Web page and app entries
———

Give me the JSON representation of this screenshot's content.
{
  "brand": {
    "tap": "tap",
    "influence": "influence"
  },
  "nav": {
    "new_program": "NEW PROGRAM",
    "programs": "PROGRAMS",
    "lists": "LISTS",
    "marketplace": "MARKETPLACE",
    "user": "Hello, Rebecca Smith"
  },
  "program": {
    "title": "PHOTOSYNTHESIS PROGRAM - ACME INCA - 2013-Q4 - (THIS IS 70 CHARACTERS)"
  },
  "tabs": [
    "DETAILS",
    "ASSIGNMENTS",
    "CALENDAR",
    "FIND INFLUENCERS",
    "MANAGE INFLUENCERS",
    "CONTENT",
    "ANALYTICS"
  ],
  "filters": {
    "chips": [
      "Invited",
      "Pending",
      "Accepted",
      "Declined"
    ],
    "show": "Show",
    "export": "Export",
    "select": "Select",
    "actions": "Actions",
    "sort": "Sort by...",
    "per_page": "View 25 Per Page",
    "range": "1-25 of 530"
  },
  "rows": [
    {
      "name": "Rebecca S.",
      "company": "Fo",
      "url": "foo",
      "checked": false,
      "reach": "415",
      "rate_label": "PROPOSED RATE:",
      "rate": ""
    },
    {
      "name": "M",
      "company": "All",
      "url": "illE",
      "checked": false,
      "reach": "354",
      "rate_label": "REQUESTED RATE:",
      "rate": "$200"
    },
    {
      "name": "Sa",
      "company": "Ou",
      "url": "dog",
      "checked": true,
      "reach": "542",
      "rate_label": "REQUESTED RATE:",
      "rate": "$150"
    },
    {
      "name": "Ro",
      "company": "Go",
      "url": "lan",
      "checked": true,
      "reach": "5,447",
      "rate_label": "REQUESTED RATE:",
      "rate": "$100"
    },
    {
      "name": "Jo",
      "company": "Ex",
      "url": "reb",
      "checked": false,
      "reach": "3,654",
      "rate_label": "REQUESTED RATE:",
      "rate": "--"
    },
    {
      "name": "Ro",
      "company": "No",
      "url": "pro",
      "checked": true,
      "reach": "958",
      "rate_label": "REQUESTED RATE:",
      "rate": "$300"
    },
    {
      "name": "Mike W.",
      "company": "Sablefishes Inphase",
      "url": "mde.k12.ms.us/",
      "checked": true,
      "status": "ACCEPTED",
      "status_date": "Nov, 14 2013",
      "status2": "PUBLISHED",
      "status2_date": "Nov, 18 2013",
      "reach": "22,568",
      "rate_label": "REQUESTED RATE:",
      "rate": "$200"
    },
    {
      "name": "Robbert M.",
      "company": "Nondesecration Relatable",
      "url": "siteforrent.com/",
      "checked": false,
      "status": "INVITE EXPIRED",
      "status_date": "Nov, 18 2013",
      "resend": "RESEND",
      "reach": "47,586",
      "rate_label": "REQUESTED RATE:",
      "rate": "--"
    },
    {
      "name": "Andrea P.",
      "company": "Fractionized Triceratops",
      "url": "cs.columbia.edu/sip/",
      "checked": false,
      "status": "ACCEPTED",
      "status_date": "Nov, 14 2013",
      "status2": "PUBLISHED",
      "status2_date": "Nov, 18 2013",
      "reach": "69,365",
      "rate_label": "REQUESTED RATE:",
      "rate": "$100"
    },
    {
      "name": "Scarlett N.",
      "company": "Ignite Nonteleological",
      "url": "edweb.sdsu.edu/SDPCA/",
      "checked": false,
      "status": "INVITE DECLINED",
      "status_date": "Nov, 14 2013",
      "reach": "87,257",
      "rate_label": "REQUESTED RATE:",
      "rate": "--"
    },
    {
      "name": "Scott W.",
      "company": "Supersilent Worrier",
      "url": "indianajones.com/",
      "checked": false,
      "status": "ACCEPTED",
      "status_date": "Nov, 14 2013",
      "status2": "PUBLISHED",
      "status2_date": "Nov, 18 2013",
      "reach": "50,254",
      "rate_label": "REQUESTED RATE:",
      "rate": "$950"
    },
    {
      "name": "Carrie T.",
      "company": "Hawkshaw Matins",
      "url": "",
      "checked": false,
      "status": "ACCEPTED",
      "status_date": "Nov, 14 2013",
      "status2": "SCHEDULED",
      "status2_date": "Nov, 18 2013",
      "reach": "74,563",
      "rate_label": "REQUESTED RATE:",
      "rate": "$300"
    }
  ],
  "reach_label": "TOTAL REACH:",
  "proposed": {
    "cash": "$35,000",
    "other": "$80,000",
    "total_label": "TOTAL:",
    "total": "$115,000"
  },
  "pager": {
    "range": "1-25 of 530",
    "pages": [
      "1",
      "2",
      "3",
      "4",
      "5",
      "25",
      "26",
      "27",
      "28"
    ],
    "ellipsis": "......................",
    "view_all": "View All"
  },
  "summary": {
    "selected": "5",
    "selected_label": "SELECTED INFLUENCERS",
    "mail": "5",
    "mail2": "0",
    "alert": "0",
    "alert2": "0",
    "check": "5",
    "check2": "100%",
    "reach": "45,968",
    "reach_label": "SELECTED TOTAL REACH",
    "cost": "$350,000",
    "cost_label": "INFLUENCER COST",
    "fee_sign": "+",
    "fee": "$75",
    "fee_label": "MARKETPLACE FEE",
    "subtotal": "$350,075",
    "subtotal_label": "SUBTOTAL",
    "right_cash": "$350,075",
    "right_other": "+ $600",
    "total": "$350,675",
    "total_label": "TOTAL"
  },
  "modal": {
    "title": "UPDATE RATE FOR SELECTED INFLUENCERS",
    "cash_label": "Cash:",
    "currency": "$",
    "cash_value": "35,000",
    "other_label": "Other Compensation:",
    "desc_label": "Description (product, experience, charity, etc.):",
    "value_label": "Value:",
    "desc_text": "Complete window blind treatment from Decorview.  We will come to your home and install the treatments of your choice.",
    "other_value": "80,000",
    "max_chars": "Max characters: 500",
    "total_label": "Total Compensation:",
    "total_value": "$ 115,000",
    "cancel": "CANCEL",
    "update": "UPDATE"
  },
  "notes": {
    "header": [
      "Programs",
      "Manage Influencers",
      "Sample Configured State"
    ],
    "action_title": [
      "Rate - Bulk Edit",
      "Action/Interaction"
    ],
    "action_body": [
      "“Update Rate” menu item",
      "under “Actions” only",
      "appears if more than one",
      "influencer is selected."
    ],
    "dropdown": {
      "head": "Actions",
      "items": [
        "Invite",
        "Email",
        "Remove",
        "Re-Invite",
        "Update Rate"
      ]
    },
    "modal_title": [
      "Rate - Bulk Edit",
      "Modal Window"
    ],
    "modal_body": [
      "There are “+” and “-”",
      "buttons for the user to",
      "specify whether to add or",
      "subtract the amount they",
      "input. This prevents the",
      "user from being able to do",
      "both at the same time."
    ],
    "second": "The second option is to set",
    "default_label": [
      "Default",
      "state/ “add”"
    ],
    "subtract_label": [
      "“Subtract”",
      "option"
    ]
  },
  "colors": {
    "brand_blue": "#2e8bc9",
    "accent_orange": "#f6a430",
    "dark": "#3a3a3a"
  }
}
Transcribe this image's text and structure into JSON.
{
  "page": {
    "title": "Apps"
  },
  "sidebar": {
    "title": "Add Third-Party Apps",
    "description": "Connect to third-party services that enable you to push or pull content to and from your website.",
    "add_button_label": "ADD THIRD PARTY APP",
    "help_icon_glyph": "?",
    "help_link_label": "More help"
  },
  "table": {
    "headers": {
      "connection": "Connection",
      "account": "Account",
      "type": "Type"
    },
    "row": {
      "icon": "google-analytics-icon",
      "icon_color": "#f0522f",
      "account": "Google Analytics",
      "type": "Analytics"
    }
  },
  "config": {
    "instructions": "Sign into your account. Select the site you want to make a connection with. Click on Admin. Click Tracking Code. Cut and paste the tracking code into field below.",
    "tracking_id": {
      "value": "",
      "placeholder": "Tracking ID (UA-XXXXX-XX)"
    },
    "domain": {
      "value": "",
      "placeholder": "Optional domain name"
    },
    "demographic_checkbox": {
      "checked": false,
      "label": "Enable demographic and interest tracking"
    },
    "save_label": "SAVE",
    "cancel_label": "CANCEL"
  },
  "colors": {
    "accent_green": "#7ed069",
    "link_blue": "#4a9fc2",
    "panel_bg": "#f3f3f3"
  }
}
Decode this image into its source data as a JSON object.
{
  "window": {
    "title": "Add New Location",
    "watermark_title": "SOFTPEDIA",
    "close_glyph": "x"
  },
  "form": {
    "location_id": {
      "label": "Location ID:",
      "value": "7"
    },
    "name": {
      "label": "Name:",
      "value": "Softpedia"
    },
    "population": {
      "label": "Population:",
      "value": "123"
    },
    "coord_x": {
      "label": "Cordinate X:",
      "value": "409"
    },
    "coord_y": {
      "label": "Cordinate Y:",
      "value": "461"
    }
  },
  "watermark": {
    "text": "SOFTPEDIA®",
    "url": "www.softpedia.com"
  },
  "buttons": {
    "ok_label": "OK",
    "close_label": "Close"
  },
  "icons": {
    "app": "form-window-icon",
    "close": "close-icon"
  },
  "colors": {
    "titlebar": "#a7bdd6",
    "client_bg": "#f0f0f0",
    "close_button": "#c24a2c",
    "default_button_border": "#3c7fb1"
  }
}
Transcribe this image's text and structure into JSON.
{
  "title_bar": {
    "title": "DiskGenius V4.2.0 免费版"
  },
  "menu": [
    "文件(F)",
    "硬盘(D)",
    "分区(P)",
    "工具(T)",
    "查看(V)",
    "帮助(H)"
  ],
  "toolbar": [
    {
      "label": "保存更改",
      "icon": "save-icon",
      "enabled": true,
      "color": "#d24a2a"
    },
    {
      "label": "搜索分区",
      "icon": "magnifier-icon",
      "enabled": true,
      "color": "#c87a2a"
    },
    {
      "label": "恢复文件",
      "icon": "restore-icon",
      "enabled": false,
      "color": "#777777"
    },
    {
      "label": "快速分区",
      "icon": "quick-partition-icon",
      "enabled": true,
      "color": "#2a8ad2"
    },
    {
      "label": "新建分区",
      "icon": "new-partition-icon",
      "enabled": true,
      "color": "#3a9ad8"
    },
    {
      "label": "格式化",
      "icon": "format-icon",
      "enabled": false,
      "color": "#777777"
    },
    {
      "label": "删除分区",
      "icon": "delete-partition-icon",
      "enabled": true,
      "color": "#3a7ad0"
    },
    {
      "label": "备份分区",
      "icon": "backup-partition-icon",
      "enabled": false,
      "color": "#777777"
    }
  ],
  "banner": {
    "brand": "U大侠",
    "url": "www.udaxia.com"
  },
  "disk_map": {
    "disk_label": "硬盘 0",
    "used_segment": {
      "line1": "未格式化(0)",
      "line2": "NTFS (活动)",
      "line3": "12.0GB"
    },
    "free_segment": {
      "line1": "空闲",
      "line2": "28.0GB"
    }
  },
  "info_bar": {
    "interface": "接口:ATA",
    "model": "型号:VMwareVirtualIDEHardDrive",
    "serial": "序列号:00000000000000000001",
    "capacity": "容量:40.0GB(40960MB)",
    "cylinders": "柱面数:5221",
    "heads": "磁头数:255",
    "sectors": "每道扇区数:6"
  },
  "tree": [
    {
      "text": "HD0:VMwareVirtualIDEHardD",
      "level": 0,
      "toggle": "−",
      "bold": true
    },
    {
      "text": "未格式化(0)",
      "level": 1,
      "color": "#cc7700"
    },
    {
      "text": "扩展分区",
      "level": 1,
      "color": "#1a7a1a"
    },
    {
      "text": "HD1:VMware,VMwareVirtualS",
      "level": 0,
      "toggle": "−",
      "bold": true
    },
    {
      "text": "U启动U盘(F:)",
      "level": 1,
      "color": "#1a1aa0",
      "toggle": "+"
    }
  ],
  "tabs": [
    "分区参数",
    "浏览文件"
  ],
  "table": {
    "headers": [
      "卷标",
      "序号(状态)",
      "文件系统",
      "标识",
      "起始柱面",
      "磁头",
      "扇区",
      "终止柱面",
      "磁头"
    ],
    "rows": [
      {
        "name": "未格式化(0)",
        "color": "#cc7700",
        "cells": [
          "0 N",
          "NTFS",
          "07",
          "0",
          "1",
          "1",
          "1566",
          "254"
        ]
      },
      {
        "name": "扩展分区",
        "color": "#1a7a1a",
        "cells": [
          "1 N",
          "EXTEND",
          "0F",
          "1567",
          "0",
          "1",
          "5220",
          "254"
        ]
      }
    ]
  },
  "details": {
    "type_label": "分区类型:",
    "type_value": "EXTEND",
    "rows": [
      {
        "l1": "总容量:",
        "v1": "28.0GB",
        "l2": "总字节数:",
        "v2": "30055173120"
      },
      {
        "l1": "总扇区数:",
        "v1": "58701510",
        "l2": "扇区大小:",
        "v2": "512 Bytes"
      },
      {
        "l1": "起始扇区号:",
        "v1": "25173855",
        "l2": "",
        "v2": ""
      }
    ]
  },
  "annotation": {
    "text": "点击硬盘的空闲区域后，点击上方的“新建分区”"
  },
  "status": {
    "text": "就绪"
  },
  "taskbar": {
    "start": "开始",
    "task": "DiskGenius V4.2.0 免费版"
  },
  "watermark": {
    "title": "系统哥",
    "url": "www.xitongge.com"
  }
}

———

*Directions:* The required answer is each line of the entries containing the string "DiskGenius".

*Solution:*
    "title": "DiskGenius V4.2.0 免费版"
    "task": "DiskGenius V4.2.0 免费版"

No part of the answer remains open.